■ WHAT TO WORK ON ■
Please report how many lines of the following entries hold the word "date", giving the number alone.
****************************************
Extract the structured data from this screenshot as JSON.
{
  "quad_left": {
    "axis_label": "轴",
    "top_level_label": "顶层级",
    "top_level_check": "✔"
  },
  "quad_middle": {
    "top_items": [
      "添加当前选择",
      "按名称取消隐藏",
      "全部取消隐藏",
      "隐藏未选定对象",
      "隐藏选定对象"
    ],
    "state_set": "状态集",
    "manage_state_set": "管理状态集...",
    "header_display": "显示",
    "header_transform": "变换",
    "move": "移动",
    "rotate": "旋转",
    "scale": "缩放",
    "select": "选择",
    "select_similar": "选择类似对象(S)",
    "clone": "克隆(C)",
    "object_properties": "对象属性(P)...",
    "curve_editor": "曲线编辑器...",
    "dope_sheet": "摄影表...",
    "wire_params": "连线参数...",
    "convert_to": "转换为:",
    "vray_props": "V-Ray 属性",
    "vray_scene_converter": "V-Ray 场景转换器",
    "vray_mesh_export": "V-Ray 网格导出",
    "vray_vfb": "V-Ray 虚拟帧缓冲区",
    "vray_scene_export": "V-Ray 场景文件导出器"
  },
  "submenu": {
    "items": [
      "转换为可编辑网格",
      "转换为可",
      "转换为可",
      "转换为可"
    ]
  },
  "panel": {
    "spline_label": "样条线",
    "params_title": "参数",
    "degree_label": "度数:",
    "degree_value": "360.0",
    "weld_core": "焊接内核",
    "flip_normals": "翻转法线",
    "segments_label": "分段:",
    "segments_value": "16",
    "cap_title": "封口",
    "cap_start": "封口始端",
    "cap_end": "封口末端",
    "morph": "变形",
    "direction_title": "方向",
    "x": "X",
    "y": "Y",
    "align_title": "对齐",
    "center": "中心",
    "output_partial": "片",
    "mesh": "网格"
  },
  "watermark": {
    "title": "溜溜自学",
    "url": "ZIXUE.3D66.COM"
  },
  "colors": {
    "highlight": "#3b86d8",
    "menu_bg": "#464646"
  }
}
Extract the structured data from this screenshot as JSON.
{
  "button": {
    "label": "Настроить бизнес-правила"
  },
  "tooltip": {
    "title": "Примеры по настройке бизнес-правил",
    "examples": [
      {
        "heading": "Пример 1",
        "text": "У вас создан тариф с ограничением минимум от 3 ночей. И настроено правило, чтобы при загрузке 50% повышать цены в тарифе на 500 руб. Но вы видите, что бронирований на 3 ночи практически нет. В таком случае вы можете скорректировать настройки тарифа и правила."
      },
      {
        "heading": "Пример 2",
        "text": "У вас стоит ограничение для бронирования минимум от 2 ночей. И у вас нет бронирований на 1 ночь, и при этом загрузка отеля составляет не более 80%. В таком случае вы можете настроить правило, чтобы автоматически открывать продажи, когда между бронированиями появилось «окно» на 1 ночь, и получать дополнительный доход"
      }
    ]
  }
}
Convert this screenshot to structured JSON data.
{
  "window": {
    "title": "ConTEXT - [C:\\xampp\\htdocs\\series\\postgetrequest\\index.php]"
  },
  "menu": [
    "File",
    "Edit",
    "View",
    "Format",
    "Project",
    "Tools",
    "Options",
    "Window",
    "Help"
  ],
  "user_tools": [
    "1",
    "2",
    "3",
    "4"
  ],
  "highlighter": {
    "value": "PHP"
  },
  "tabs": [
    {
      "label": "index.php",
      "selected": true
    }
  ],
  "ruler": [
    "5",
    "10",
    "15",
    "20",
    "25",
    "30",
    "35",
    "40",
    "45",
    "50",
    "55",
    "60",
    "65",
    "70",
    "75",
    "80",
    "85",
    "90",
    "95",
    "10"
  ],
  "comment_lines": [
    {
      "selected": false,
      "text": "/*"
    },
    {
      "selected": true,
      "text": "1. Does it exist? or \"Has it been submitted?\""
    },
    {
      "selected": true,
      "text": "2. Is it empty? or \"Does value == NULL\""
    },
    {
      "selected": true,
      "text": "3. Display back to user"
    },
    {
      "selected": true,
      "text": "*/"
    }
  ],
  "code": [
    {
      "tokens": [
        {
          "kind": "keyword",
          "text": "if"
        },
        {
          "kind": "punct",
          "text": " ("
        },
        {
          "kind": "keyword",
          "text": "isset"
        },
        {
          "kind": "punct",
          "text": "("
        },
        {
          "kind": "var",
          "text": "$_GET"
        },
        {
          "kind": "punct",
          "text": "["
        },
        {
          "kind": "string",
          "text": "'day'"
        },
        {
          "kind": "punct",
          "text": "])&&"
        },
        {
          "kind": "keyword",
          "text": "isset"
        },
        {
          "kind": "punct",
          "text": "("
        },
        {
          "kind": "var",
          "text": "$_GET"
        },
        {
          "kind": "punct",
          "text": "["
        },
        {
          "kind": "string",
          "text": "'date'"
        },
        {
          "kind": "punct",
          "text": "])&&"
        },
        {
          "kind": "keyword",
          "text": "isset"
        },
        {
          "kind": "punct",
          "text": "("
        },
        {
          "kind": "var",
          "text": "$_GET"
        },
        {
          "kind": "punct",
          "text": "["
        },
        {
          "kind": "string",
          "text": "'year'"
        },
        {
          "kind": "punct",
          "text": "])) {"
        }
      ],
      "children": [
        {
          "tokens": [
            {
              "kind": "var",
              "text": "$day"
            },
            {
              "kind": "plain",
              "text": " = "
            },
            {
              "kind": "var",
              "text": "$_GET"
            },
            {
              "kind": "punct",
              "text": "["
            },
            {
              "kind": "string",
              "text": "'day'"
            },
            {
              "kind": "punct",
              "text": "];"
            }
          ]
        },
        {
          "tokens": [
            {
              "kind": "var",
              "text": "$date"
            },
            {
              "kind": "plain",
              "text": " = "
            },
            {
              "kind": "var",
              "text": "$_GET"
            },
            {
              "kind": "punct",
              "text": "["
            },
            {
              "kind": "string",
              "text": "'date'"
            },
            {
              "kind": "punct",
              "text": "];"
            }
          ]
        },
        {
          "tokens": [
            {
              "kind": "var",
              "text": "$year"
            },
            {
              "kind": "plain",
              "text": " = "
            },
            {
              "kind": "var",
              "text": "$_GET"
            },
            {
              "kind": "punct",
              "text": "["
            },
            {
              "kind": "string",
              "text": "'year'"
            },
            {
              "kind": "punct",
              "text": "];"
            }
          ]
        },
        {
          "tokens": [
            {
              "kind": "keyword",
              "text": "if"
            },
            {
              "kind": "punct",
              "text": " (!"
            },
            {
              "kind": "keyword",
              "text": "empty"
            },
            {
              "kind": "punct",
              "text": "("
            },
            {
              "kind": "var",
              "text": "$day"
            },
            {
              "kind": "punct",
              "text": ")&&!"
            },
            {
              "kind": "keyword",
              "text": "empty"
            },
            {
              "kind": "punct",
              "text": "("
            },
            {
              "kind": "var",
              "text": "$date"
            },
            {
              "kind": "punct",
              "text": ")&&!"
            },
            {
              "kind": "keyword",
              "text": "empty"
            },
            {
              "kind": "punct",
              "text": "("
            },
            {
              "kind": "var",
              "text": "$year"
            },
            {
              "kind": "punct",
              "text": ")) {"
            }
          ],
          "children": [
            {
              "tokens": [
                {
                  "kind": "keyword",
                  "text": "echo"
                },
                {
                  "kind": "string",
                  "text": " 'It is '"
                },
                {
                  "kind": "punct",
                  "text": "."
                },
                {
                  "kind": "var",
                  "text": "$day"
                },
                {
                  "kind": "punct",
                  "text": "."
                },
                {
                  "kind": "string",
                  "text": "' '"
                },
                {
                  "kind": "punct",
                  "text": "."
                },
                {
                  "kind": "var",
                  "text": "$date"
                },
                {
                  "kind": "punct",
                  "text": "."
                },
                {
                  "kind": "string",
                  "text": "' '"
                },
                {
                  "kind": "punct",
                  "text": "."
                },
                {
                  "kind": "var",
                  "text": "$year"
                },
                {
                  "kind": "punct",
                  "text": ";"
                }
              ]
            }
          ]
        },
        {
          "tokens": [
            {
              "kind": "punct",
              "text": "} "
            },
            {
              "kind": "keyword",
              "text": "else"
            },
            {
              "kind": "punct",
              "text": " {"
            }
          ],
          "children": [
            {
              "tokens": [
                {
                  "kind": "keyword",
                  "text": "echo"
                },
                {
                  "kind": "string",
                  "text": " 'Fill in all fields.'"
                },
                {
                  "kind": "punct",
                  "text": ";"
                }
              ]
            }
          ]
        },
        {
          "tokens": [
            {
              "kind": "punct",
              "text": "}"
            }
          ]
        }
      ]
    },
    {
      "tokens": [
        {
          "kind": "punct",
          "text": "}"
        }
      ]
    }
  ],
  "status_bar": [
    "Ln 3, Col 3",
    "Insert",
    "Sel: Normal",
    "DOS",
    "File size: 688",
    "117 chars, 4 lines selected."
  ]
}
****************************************
■ EXERCISE SOLUTION ■
5